  Dr Andrew Kelly, CEO said: “This is the first conviction under the Animal Health and Welfare Act which came into force in March 2014. All animal owners have a responsibility to provide for their animals’ needs. The ISPCA hopes that this case will send out a message that animal neglect is not acceptable and we will do all we can to end animal abuse in Ireland”.

  Minister of Agriculture, Simon Coveney said:  ”I welcome the diligent work of the ISPCA Inspector in bringing this case forward for prosecution under the Animal Health and Welfare Act”.

  If you suspect an animal is being cruelly treated, neglected or abused, please contact the ISPCA National Animal Cruelty Helpline in confidence on 1890 515 515 or report online on www.ispca.ie.



Donegal man convicted of ‘horrific’ animal cruelty

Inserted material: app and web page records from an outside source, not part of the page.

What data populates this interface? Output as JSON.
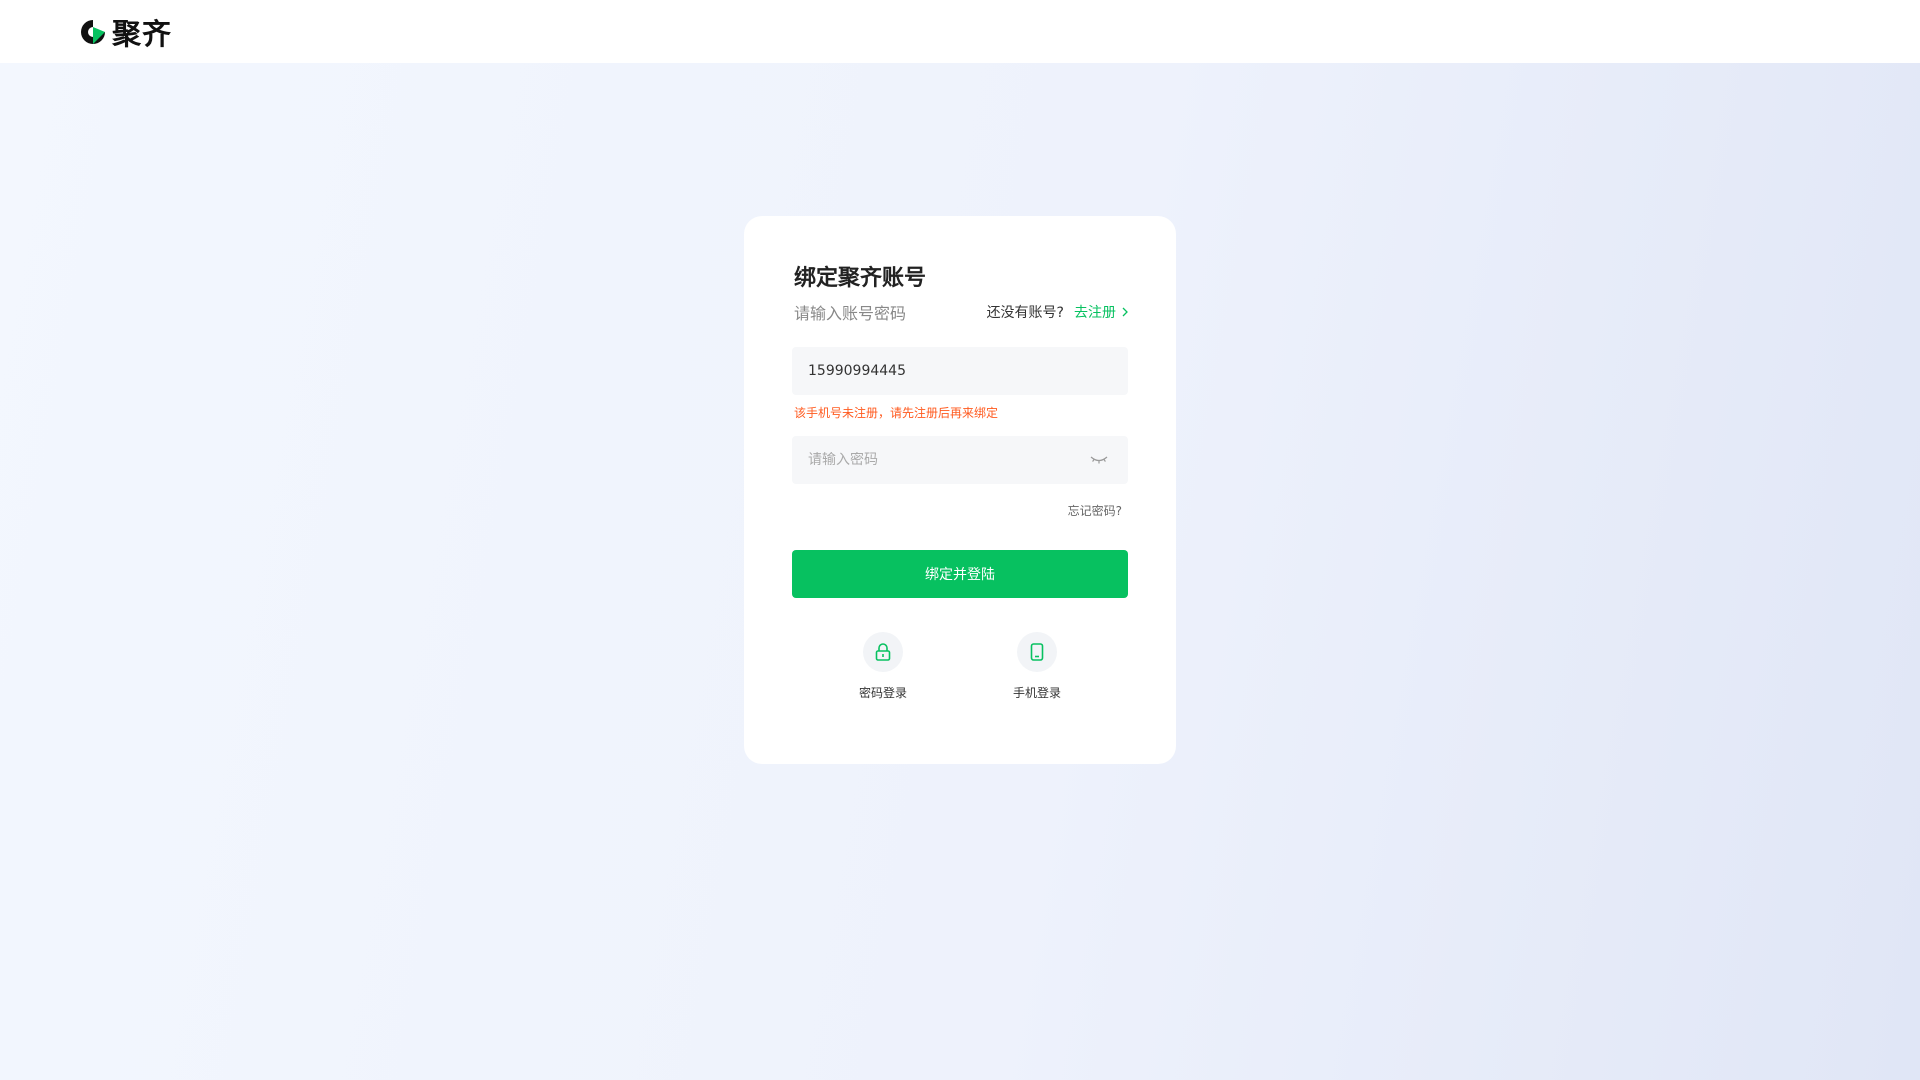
{
  "header": {
    "logo_text": "聚齐"
  },
  "card": {
    "title": "绑定聚齐账号",
    "subtitle": "请输入账号密码",
    "no_account_text": "还没有账号?",
    "register_link": "去注册",
    "phone_value": "15990994445",
    "error_message": "该手机号未注册，请先注册后再来绑定",
    "password_placeholder": "请输入密码",
    "forgot_password": "忘记密码?",
    "submit_label": "绑定并登陆",
    "alt_logins": [
      {
        "label": "密码登录",
        "icon": "lock-icon"
      },
      {
        "label": "手机登录",
        "icon": "phone-icon"
      }
    ]
  },
  "colors": {
    "accent": "#07c160",
    "error": "#ff5a1f"
  }
}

UTV Ireland, 17/11/2015

A 44-year-old Letterkenny man was fined €500 and ordered to pay €456 in costs before Leterkenny District Court by presiding Judge Paul Kelly after he was convicted of eleven counts of animal cruelty.

Adrian Browne pleaded guilty on Monday to causing unnecessary suffering to eleven horses at a property in Trentaboy, Letterkenny.

  The case emerged when ISPCA Inspector Kevin McGinley and local Gardaí responded to concerns raised at Trentaboy, Letterkenny, Co Donegal on 30 December 2013 when the eleven horses were discovered.

  Four of the horses were humanely euthanized on veterinary advice to prevent any further suffering for the animals.

  Inspector McGinley said that there was no grass available to the horses at the property, and he also noticed an absence of supplementary food.

  “The animals were in a poor to moderate condition with minimal shelter given the fact it was the end of December and the only water available was from a drain.

  “Some of the other horses were in very poor body condition with their back bones and ribs clearly protruding. The animals were living in hardship,” he added.

Inspector McGinley described the case as a “horrific form of cruelty,” adding that it was “unfortunate that defenceless animals had to endure such suffering.”

  When the equines were scanned for microchips, only one was found to be chipped and none were registered to the defendant.

  Mr McGinely admitted that it was more difficult to prosecute responsible parties with the absence of legitimate identification to link animals and their owners.

"It certainly makes things more difficult, because we have to go and find out whose care the horses are in, and then try and link the landowner to the animals, it takes more time," he said.